▸ **AIM OF THE EXERCISE**: All of the data that follows is to be written out exactly, with images excluded.

----- RECORDED DATA -----

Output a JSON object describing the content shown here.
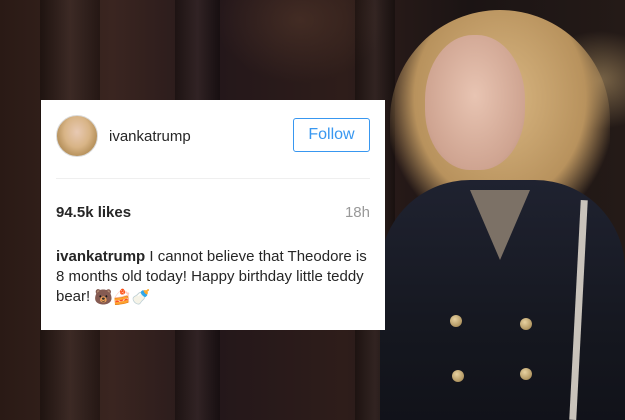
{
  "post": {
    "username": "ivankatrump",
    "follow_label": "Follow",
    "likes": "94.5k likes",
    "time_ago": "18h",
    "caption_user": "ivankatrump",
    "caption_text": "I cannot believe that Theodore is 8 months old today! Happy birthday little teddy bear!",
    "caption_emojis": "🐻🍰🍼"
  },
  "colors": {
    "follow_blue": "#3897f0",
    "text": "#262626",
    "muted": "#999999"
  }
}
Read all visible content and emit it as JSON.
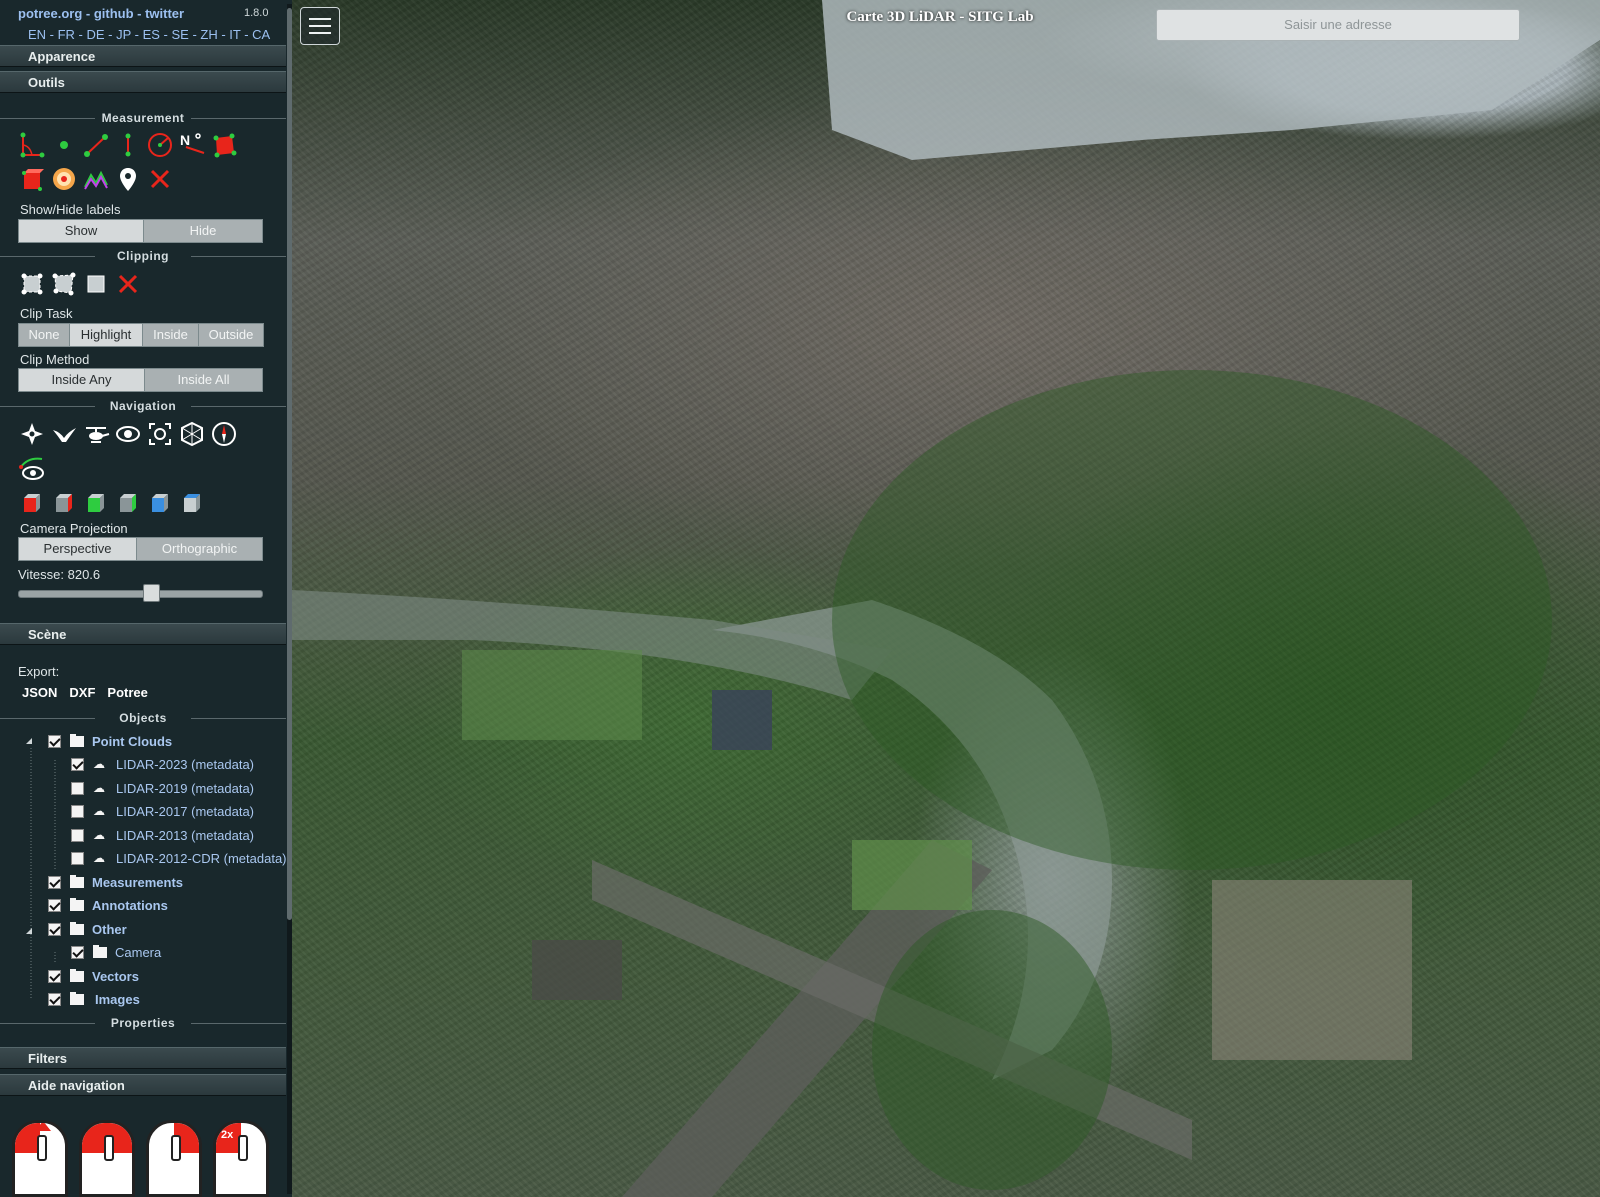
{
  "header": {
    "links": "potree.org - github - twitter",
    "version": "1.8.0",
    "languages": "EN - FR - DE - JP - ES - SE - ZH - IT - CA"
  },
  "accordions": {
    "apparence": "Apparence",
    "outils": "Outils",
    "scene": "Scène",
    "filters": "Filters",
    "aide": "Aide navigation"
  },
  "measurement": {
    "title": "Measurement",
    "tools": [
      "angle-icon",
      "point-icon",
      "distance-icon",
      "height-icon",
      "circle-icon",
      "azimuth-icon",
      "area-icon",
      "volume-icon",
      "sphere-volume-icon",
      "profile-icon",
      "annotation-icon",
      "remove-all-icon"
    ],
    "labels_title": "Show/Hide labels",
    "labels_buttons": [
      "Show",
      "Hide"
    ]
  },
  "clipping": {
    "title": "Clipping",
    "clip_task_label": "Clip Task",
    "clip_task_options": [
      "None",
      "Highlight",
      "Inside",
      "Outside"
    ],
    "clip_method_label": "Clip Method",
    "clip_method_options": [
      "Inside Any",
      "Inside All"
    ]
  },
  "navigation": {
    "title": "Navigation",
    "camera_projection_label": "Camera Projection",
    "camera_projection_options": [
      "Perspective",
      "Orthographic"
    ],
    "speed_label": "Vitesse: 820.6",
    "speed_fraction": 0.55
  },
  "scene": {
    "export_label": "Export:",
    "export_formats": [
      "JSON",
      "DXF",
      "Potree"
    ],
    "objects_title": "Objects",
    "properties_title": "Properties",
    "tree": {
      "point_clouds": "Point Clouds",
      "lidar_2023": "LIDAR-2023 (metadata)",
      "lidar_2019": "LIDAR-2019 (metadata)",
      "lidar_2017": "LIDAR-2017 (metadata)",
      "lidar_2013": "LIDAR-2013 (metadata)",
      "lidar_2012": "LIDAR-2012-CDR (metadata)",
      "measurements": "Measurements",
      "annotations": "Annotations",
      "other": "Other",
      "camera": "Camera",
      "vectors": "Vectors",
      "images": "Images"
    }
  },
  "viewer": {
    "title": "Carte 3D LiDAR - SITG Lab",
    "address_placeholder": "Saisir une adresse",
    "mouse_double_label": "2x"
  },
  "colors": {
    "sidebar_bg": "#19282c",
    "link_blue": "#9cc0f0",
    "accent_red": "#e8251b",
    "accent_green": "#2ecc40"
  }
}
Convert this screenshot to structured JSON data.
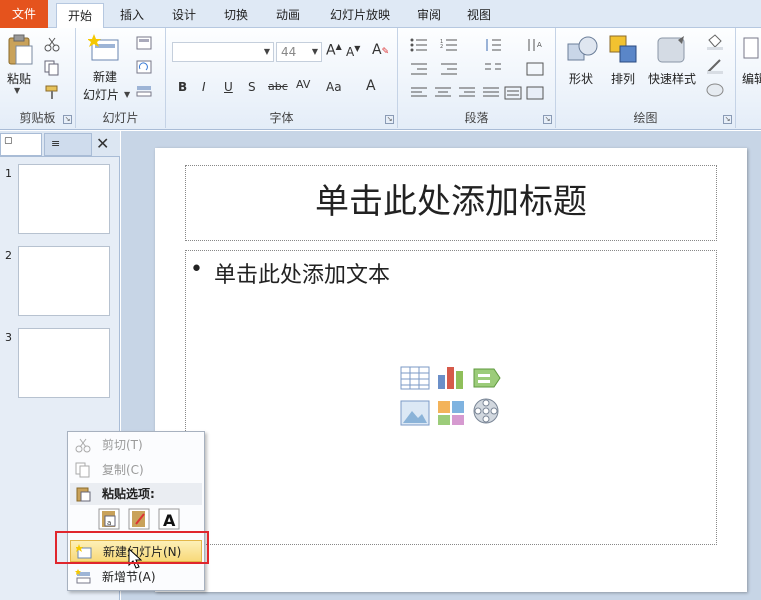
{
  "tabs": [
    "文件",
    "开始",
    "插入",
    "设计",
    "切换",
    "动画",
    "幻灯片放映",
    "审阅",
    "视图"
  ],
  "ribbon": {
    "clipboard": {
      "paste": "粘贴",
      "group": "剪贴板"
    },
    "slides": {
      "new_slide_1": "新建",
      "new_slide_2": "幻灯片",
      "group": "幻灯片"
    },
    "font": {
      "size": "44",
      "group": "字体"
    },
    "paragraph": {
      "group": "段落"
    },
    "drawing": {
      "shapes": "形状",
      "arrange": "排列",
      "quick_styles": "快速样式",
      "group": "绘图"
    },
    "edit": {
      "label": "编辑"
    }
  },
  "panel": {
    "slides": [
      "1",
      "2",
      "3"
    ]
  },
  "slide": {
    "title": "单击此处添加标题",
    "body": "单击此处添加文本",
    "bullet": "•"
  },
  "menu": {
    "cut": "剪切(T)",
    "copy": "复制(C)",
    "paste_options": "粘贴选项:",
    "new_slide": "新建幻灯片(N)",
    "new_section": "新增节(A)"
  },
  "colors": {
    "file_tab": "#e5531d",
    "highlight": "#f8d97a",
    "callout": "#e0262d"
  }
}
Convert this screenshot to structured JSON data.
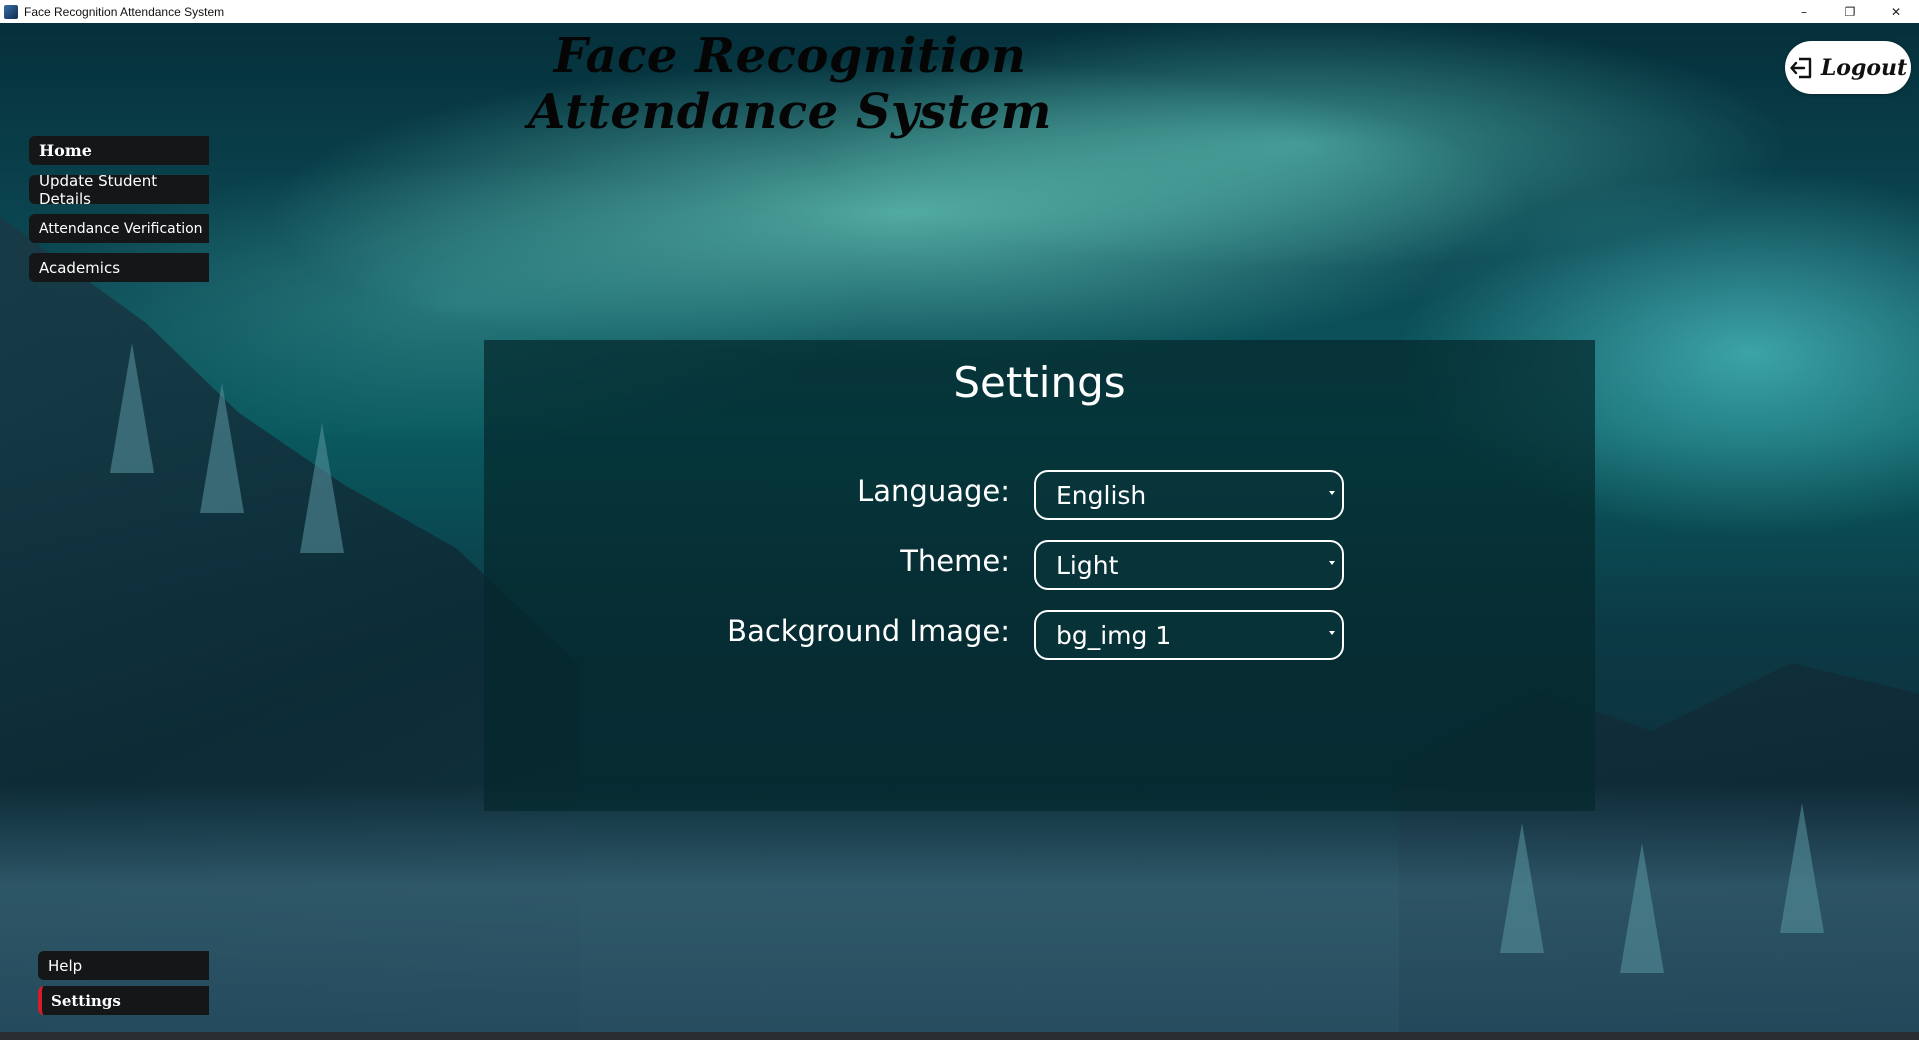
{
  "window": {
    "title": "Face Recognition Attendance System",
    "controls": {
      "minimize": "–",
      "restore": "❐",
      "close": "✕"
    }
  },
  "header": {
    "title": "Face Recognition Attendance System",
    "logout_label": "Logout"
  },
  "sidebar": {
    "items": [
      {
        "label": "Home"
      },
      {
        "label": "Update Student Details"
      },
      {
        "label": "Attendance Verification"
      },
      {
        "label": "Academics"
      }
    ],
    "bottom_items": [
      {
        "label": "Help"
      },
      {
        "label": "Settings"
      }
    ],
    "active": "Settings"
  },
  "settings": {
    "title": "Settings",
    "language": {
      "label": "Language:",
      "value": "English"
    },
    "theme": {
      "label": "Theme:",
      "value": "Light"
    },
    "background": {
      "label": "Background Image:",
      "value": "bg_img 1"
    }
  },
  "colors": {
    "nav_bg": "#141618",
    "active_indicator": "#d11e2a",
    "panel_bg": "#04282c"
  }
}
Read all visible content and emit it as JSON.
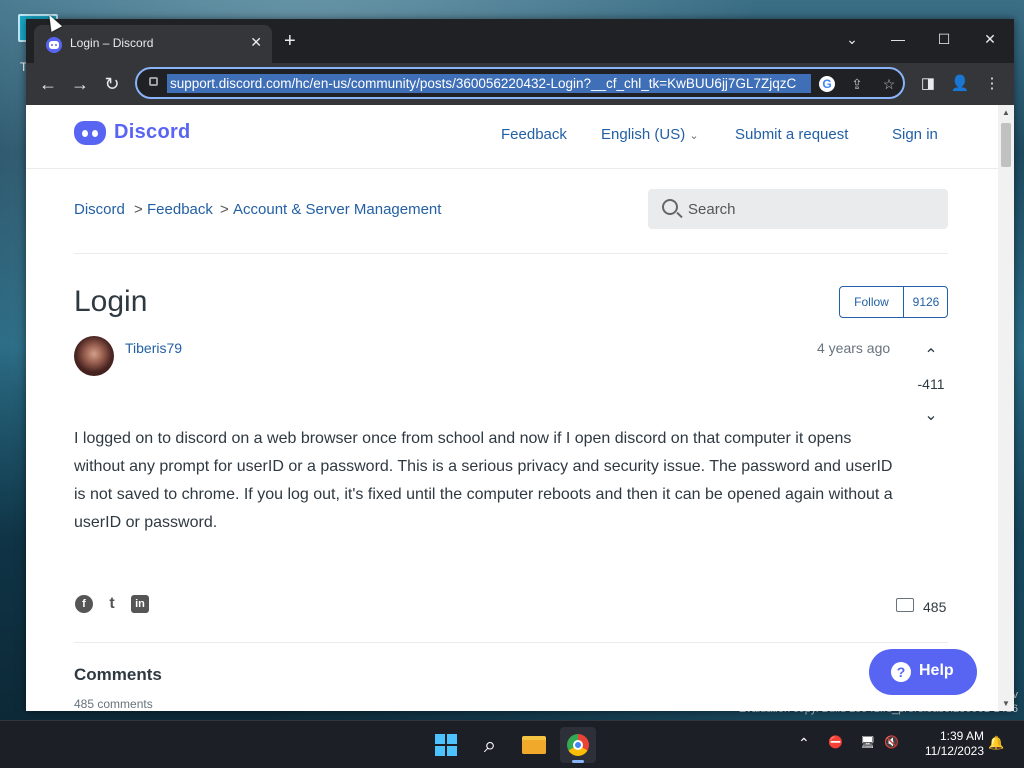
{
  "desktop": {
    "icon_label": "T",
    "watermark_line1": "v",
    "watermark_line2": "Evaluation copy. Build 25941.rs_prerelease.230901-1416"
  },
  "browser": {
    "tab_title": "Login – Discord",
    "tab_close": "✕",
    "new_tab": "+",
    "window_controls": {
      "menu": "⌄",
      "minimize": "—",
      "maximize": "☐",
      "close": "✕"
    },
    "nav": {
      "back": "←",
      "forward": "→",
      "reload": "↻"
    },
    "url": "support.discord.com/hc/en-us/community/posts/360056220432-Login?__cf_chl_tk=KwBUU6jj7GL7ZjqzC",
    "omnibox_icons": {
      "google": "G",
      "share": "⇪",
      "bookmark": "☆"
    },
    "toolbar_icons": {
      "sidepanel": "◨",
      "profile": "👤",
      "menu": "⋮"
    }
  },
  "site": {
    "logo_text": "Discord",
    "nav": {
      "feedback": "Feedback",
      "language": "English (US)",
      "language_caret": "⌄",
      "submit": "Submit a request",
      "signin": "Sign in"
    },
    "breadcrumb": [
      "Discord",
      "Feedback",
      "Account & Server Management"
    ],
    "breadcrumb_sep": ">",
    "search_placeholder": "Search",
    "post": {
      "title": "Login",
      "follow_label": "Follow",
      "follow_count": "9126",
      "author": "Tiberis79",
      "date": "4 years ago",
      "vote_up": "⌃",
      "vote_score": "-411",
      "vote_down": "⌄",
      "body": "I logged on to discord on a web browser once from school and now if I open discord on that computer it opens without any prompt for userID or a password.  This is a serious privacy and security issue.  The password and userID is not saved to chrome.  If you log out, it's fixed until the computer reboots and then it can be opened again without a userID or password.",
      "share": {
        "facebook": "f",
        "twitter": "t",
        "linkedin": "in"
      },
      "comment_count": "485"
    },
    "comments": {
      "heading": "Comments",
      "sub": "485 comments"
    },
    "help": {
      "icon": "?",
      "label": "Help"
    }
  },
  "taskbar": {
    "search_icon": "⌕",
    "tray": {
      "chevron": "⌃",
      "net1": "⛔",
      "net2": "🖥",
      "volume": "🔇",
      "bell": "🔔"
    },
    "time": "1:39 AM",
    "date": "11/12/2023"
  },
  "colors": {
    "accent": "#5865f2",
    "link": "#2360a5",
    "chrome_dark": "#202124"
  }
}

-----

▸ **ANSWER BOX**:
Output a JSON object describing the content shown here.
{
  "post": {
    "username": "ivankatrump",
    "follow_label": "Follow",
    "likes": "94.5k likes",
    "time_ago": "18h",
    "caption_user": "ivankatrump",
    "caption_text": "I cannot believe that Theodore is 8 months old today! Happy birthday little teddy bear!",
    "caption_emojis": "🐻🍰🍼"
  },
  "colors": {
    "follow_blue": "#3897f0",
    "text": "#262626",
    "muted": "#999999"
  }
}
Read all visible content and emit it as JSON.
{
  "header": {
    "links": "potree.org - github - twitter",
    "version": "1.8.0",
    "languages": "EN - FR - DE - JP - ES - SE - ZH - IT - CA"
  },
  "accordions": {
    "apparence": "Apparence",
    "outils": "Outils",
    "scene": "Scène",
    "filters": "Filters",
    "aide": "Aide navigation"
  },
  "measurement": {
    "title": "Measurement",
    "tools": [
      "angle-icon",
      "point-icon",
      "distance-icon",
      "height-icon",
      "circle-icon",
      "azimuth-icon",
      "area-icon",
      "volume-icon",
      "sphere-volume-icon",
      "profile-icon",
      "annotation-icon",
      "remove-all-icon"
    ],
    "labels_title": "Show/Hide labels",
    "labels_buttons": [
      "Show",
      "Hide"
    ]
  },
  "clipping": {
    "title": "Clipping",
    "clip_task_label": "Clip Task",
    "clip_task_options": [
      "None",
      "Highlight",
      "Inside",
      "Outside"
    ],
    "clip_method_label": "Clip Method",
    "clip_method_options": [
      "Inside Any",
      "Inside All"
    ]
  },
  "navigation": {
    "title": "Navigation",
    "camera_projection_label": "Camera Projection",
    "camera_projection_options": [
      "Perspective",
      "Orthographic"
    ],
    "speed_label": "Vitesse: 820.6",
    "speed_fraction": 0.55
  },
  "scene": {
    "export_label": "Export:",
    "export_formats": [
      "JSON",
      "DXF",
      "Potree"
    ],
    "objects_title": "Objects",
    "properties_title": "Properties",
    "tree": {
      "point_clouds": "Point Clouds",
      "lidar_2023": "LIDAR-2023 (metadata)",
      "lidar_2019": "LIDAR-2019 (metadata)",
      "lidar_2017": "LIDAR-2017 (metadata)",
      "lidar_2013": "LIDAR-2013 (metadata)",
      "lidar_2012": "LIDAR-2012-CDR (metadata)",
      "measurements": "Measurements",
      "annotations": "Annotations",
      "other": "Other",
      "camera": "Camera",
      "vectors": "Vectors",
      "images": "Images"
    }
  },
  "viewer": {
    "title": "Carte 3D LiDAR - SITG Lab",
    "address_placeholder": "Saisir une adresse",
    "mouse_double_label": "2x"
  },
  "colors": {
    "sidebar_bg": "#19282c",
    "link_blue": "#9cc0f0",
    "accent_red": "#e8251b",
    "accent_green": "#2ecc40"
  }
}
Convert this screenshot to structured JSON data.
{
  "tabs": [
    "文件",
    "开始",
    "插入",
    "设计",
    "切换",
    "动画",
    "幻灯片放映",
    "审阅",
    "视图"
  ],
  "ribbon": {
    "clipboard": {
      "paste": "粘贴",
      "group": "剪贴板"
    },
    "slides": {
      "new_slide_1": "新建",
      "new_slide_2": "幻灯片",
      "group": "幻灯片"
    },
    "font": {
      "size": "44",
      "group": "字体"
    },
    "paragraph": {
      "group": "段落"
    },
    "drawing": {
      "shapes": "形状",
      "arrange": "排列",
      "quick_styles": "快速样式",
      "group": "绘图"
    },
    "edit": {
      "label": "编辑"
    }
  },
  "panel": {
    "slides": [
      "1",
      "2",
      "3"
    ]
  },
  "slide": {
    "title": "单击此处添加标题",
    "body": "单击此处添加文本",
    "bullet": "•"
  },
  "menu": {
    "cut": "剪切(T)",
    "copy": "复制(C)",
    "paste_options": "粘贴选项:",
    "new_slide": "新建幻灯片(N)",
    "new_section": "新增节(A)"
  },
  "colors": {
    "file_tab": "#e5531d",
    "highlight": "#f8d97a",
    "callout": "#e0262d"
  }
}
Convert this screenshot to structured JSON data.
{
  "window": {
    "title": "Face Recognition Attendance System",
    "controls": {
      "minimize": "–",
      "restore": "❐",
      "close": "✕"
    }
  },
  "header": {
    "title": "Face Recognition Attendance System",
    "logout_label": "Logout"
  },
  "sidebar": {
    "items": [
      {
        "label": "Home"
      },
      {
        "label": "Update Student Details"
      },
      {
        "label": "Attendance Verification"
      },
      {
        "label": "Academics"
      }
    ],
    "bottom_items": [
      {
        "label": "Help"
      },
      {
        "label": "Settings"
      }
    ],
    "active": "Settings"
  },
  "settings": {
    "title": "Settings",
    "language": {
      "label": "Language:",
      "value": "English"
    },
    "theme": {
      "label": "Theme:",
      "value": "Light"
    },
    "background": {
      "label": "Background Image:",
      "value": "bg_img 1"
    }
  },
  "colors": {
    "nav_bg": "#141618",
    "active_indicator": "#d11e2a",
    "panel_bg": "#04282c"
  }
}
Read all visible content and emit it as JSON.
{
  "desktop": {
    "icon_label": "T",
    "watermark_line1": "v",
    "watermark_line2": "Evaluation copy. Build 25941.rs_prerelease.230901-1416"
  },
  "browser": {
    "tab_title": "Login – Discord",
    "tab_close": "✕",
    "new_tab": "+",
    "window_controls": {
      "menu": "⌄",
      "minimize": "—",
      "maximize": "☐",
      "close": "✕"
    },
    "nav": {
      "back": "←",
      "forward": "→",
      "reload": "↻"
    },
    "url": "support.discord.com/hc/en-us/community/posts/360056220432-Login?__cf_chl_tk=KwBUU6jj7GL7ZjqzC",
    "omnibox_icons": {
      "google": "G",
      "share": "⇪",
      "bookmark": "☆"
    },
    "toolbar_icons": {
      "sidepanel": "◨",
      "profile": "👤",
      "menu": "⋮"
    }
  },
  "site": {
    "logo_text": "Discord",
    "nav": {
      "feedback": "Feedback",
      "language": "English (US)",
      "language_caret": "⌄",
      "submit": "Submit a request",
      "signin": "Sign in"
    },
    "breadcrumb": [
      "Discord",
      "Feedback",
      "Account & Server Management"
    ],
    "breadcrumb_sep": ">",
    "search_placeholder": "Search",
    "post": {
      "title": "Login",
      "follow_label": "Follow",
      "follow_count": "9126",
      "author": "Tiberis79",
      "date": "4 years ago",
      "vote_up": "⌃",
      "vote_score": "-411",
      "vote_down": "⌄",
      "body": "I logged on to discord on a web browser once from school and now if I open discord on that computer it opens without any prompt for userID or a password.  This is a serious privacy and security issue.  The password and userID is not saved to chrome.  If you log out, it's fixed until the computer reboots and then it can be opened again without a userID or password.",
      "share": {
        "facebook": "f",
        "twitter": "t",
        "linkedin": "in"
      },
      "comment_count": "485"
    },
    "comments": {
      "heading": "Comments",
      "sub": "485 comments"
    },
    "help": {
      "icon": "?",
      "label": "Help"
    }
  },
  "taskbar": {
    "search_icon": "⌕",
    "tray": {
      "chevron": "⌃",
      "net1": "⛔",
      "net2": "🖥",
      "volume": "🔇",
      "bell": "🔔"
    },
    "time": "1:39 AM",
    "date": "11/12/2023"
  },
  "colors": {
    "accent": "#5865f2",
    "link": "#2360a5",
    "chrome_dark": "#202124"
  }
}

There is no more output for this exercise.